Asian, American and European art feature pieces from the Western Pennsylvania Scalp Level School, Cantonese platters, a Japanese ivory drum, Chinese ivory buckets and Continental landscapes.
In the potpourri group of “items of interest” bidders will find French opera glasses, an English riding saddle, two laptop coffeegrinders, an English mahogany barometer, pressed steel toys, a Fender guitar, a governess pony cart and other delightful discoveries.
The sale preview is from noon to 5 p.m. Oct. 11 and 8 to 9 a.m. Oct. 11. An uncataloged sale begins at 9 a.m. Oct. 12, with the cataloged sale at noon. Previews and sales are at 1306 Pittsburgh St., Cheswick. Details: 724-275-7190
John Altdorfer is a contributing writer for Trib Total Media.
Show commenting policy
TribLive commenting policy
You are solely responsible for your comments and by using TribLive.com you agree to our Terms of Service.
We moderate comments. Our goal is to provide substantive commentary for a general readership.

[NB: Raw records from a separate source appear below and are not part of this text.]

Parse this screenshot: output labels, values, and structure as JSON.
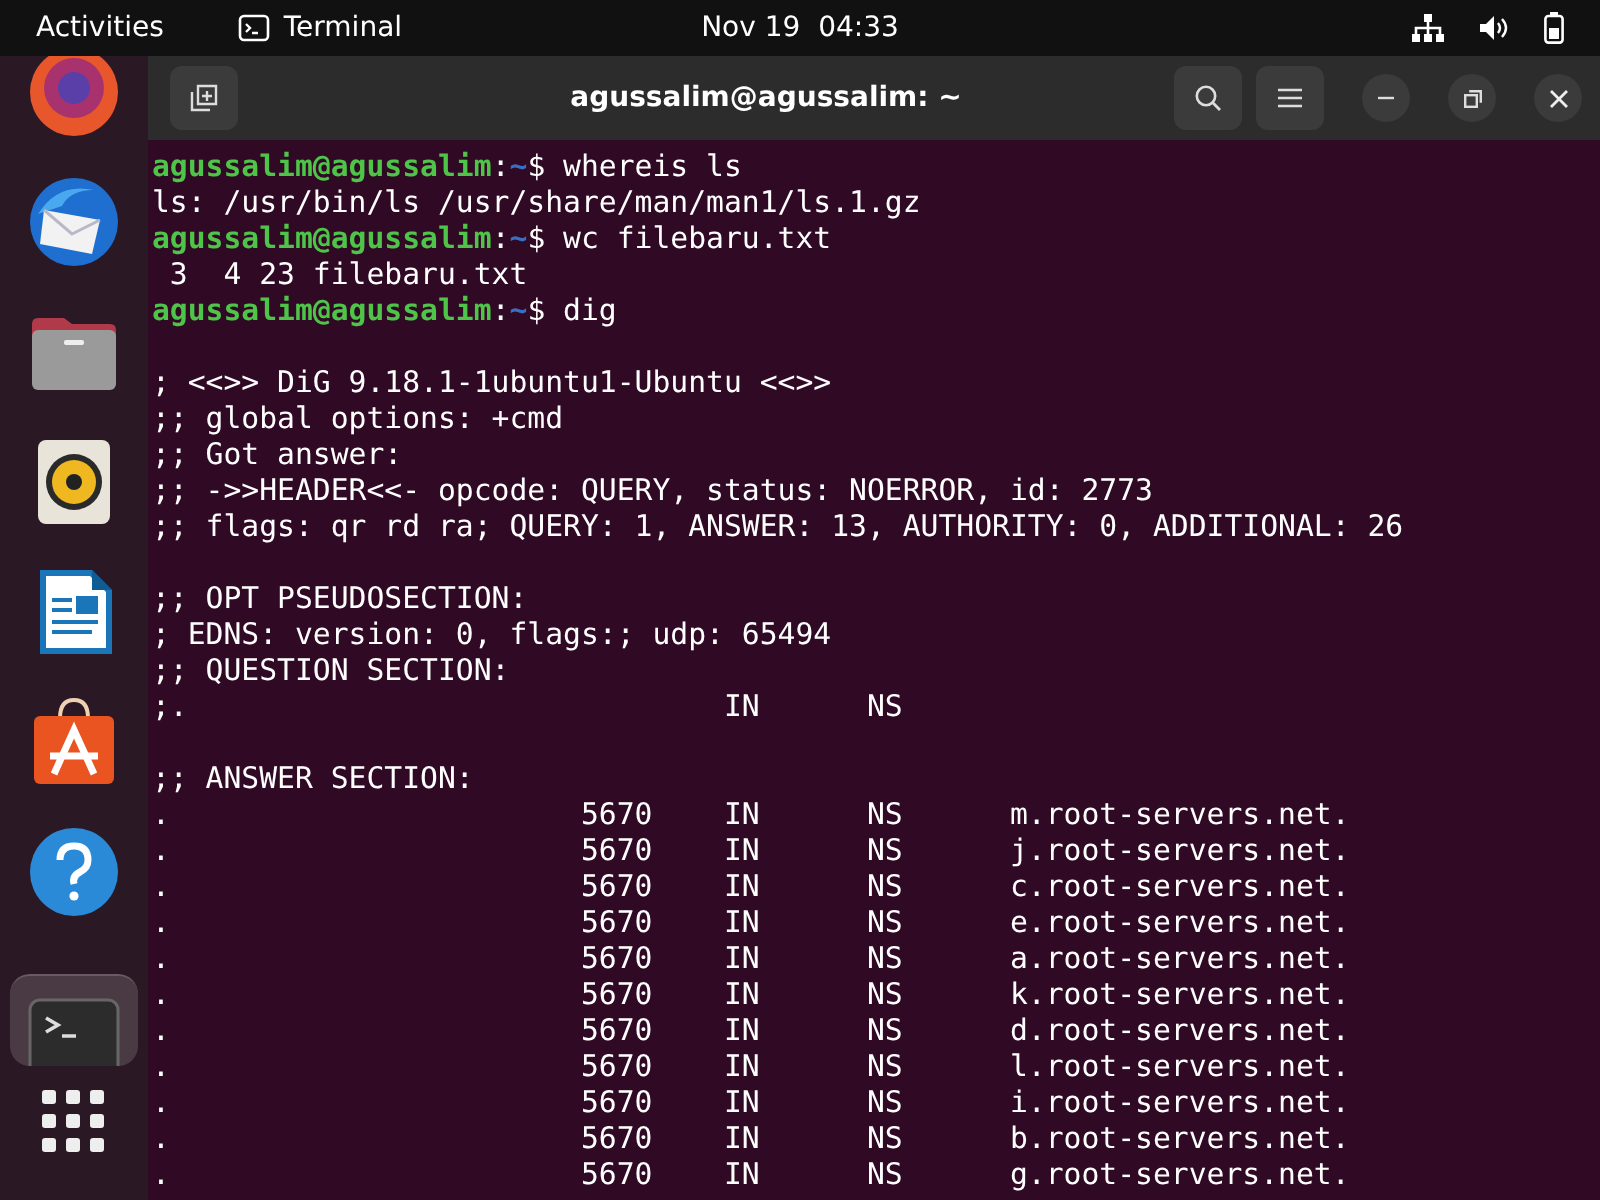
{
  "top_bar": {
    "activities": "Activities",
    "app_name": "Terminal",
    "clock": "Nov 19  04:33"
  },
  "dock": {
    "items": [
      {
        "kind": "firefox",
        "selected": false
      },
      {
        "kind": "thunderbird",
        "selected": false
      },
      {
        "kind": "files",
        "selected": false
      },
      {
        "kind": "rhythmbox",
        "selected": false
      },
      {
        "kind": "writer",
        "selected": false
      },
      {
        "kind": "software",
        "selected": false
      },
      {
        "kind": "help",
        "selected": false
      },
      {
        "kind": "terminal",
        "selected": true
      }
    ]
  },
  "window": {
    "title": "agussalim@agussalim: ~"
  },
  "terminal": {
    "lines": [
      {
        "kind": "prompt",
        "user": "agussalim@agussalim",
        "sep": ":",
        "path": "~",
        "command": "$ whereis ls"
      },
      {
        "kind": "output",
        "text": "ls: /usr/bin/ls /usr/share/man/man1/ls.1.gz"
      },
      {
        "kind": "prompt",
        "user": "agussalim@agussalim",
        "sep": ":",
        "path": "~",
        "command": "$ wc filebaru.txt"
      },
      {
        "kind": "output",
        "text": " 3  4 23 filebaru.txt"
      },
      {
        "kind": "prompt",
        "user": "agussalim@agussalim",
        "sep": ":",
        "path": "~",
        "command": "$ dig"
      },
      {
        "kind": "blank"
      },
      {
        "kind": "output",
        "text": "; <<>> DiG 9.18.1-1ubuntu1-Ubuntu <<>>"
      },
      {
        "kind": "output",
        "text": ";; global options: +cmd"
      },
      {
        "kind": "output",
        "text": ";; Got answer:"
      },
      {
        "kind": "output",
        "text": ";; ->>HEADER<<- opcode: QUERY, status: NOERROR, id: 2773"
      },
      {
        "kind": "output",
        "text": ";; flags: qr rd ra; QUERY: 1, ANSWER: 13, AUTHORITY: 0, ADDITIONAL: 26"
      },
      {
        "kind": "blank"
      },
      {
        "kind": "output",
        "text": ";; OPT PSEUDOSECTION:"
      },
      {
        "kind": "output",
        "text": "; EDNS: version: 0, flags:; udp: 65494"
      },
      {
        "kind": "output",
        "text": ";; QUESTION SECTION:"
      },
      {
        "kind": "output",
        "text": ";.                              IN      NS"
      },
      {
        "kind": "blank"
      },
      {
        "kind": "output",
        "text": ";; ANSWER SECTION:"
      },
      {
        "kind": "output",
        "text": ".                       5670    IN      NS      m.root-servers.net."
      },
      {
        "kind": "output",
        "text": ".                       5670    IN      NS      j.root-servers.net."
      },
      {
        "kind": "output",
        "text": ".                       5670    IN      NS      c.root-servers.net."
      },
      {
        "kind": "output",
        "text": ".                       5670    IN      NS      e.root-servers.net."
      },
      {
        "kind": "output",
        "text": ".                       5670    IN      NS      a.root-servers.net."
      },
      {
        "kind": "output",
        "text": ".                       5670    IN      NS      k.root-servers.net."
      },
      {
        "kind": "output",
        "text": ".                       5670    IN      NS      d.root-servers.net."
      },
      {
        "kind": "output",
        "text": ".                       5670    IN      NS      l.root-servers.net."
      },
      {
        "kind": "output",
        "text": ".                       5670    IN      NS      i.root-servers.net."
      },
      {
        "kind": "output",
        "text": ".                       5670    IN      NS      b.root-servers.net."
      },
      {
        "kind": "output",
        "text": ".                       5670    IN      NS      g.root-servers.net."
      }
    ]
  }
}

By screening submissions, we provide a space where readers can share intelligent and informed commentary that enhances the quality of our news and information.
While most comments will be posted if they are on-topic and not abusive, moderating decisions are subjective. We will make them as carefully and consistently as we can. Because of the volume of reader comments, we cannot review individual moderation decisions with readers.
We value thoughtful comments representing a range of views that make their point quickly and politely. We make an effort to protect discussions from repeated comments either by the same reader or different readers.
We follow the same standards for taste as the daily newspaper. A few things we won't tolerate: personal attacks, obscenity, vulgarity, profanity (including expletives and letters followed by dashes), commercial promotion, impersonations, incoherence, proselytizing and SHOUTING. Don't include URLs to Web sites.
We do not edit comments. They are either approved or deleted. We reserve the right to edit a comment that is quoted or excerpted in an article. In this case, we may fix spelling and punctuation.
We welcome strong opinions and criticism of our work, but we don't want comments to become bogged down with discussions of our policies and we will moderate accordingly.
We appreciate it when readers and people quoted in articles or blog posts point out errors of fact or emphasis and will investigate all assertions. But these suggestions should be sent via e-mail. To avoid distracting other readers, we won't publish comments that suggest a correction. Instead, corrections will be made in a blog post or in an article.
- Reversing the field: Pirates continue to raid Yankees for hidden skill
- Recent early retirements in NFL could be trend — or simply a coincidence
- Body pulled from river in Charleroi
- Steelers’ Tomlin, Pirates’ Hurdle share similar philosophy
- Healing touch: Shadyside jewelry designer undertakes project to help artisans in Guatemala
- NFL coaches weigh in on Polamalu’s legacy
- Pirates notebook: Locke the choice to be 5th starter
- Campus clippings: Ailing back doesn’t slow Allegheny’s Killian
- Connellsville shakes off layoff, routs Kiski Area, 10-4
- Music festivals say ‘no’ to fans’ selfie sticks
- Pirates’ outfield may have few defensive peers